[WHAT YOU NEED TO DO] Output each record below exactly, and include all of them.

[RECORD EXCERPTS]
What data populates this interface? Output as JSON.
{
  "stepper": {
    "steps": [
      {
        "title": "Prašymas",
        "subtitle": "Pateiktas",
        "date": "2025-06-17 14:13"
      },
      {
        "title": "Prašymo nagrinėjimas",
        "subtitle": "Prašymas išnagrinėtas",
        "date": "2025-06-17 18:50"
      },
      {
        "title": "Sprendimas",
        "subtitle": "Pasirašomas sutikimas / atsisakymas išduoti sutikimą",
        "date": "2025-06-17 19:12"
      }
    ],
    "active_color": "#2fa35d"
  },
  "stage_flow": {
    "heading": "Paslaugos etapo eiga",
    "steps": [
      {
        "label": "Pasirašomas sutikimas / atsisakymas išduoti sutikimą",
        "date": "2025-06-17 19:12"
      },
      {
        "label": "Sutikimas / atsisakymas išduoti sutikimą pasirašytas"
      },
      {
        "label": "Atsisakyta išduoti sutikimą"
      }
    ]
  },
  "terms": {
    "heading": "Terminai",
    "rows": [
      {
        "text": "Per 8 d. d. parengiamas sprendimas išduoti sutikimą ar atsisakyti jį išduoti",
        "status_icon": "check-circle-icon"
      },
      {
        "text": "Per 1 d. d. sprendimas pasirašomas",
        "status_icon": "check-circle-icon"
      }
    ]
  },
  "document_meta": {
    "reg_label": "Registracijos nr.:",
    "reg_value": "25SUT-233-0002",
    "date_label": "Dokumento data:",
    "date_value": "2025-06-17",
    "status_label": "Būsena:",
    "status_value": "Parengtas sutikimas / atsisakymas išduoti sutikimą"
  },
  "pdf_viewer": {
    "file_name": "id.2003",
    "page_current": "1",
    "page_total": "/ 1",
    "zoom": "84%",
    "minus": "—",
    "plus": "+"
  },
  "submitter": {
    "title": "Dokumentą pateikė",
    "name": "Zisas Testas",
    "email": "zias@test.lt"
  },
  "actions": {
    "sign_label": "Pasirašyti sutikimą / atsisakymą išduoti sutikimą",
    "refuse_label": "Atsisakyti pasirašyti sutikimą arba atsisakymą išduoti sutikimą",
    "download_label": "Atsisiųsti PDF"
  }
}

[ANSWER FOR THE TASK]
What data populates this interface? Output as JSON.
{
  "stepper": {
    "steps": [
      {
        "title": "Prašymas",
        "subtitle": "Pateiktas",
        "date": "2025-06-17 14:13"
      },
      {
        "title": "Prašymo nagrinėjimas",
        "subtitle": "Prašymas išnagrinėtas",
        "date": "2025-06-17 18:50"
      },
      {
        "title": "Sprendimas",
        "subtitle": "Pasirašomas sutikimas / atsisakymas išduoti sutikimą",
        "date": "2025-06-17 19:12"
      }
    ],
    "active_color": "#2fa35d"
  },
  "stage_flow": {
    "heading": "Paslaugos etapo eiga",
    "steps": [
      {
        "label": "Pasirašomas sutikimas / atsisakymas išduoti sutikimą",
        "date": "2025-06-17 19:12"
      },
      {
        "label": "Sutikimas / atsisakymas išduoti sutikimą pasirašytas"
      },
      {
        "label": "Atsisakyta išduoti sutikimą"
      }
    ]
  },
  "terms": {
    "heading": "Terminai",
    "rows": [
      {
        "text": "Per 8 d. d. parengiamas sprendimas išduoti sutikimą ar atsisakyti jį išduoti",
        "status_icon": "check-circle-icon"
      },
      {
        "text": "Per 1 d. d. sprendimas pasirašomas",
        "status_icon": "check-circle-icon"
      }
    ]
  },
  "document_meta": {
    "reg_label": "Registracijos nr.:",
    "reg_value": "25SUT-233-0002",
    "date_label": "Dokumento data:",
    "date_value": "2025-06-17",
    "status_label": "Būsena:",
    "status_value": "Parengtas sutikimas / atsisakymas išduoti sutikimą"
  },
  "pdf_viewer": {
    "file_name": "id.2003",
    "page_current": "1",
    "page_total": "/ 1",
    "zoom": "84%",
    "minus": "—",
    "plus": "+"
  },
  "submitter": {
    "title": "Dokumentą pateikė",
    "name": "Zisas Testas",
    "email": "zias@test.lt"
  },
  "actions": {
    "sign_label": "Pasirašyti sutikimą / atsisakymą išduoti sutikimą",
    "refuse_label": "Atsisakyti pasirašyti sutikimą arba atsisakymą išduoti sutikimą",
    "download_label": "Atsisiųsti PDF"
  }
}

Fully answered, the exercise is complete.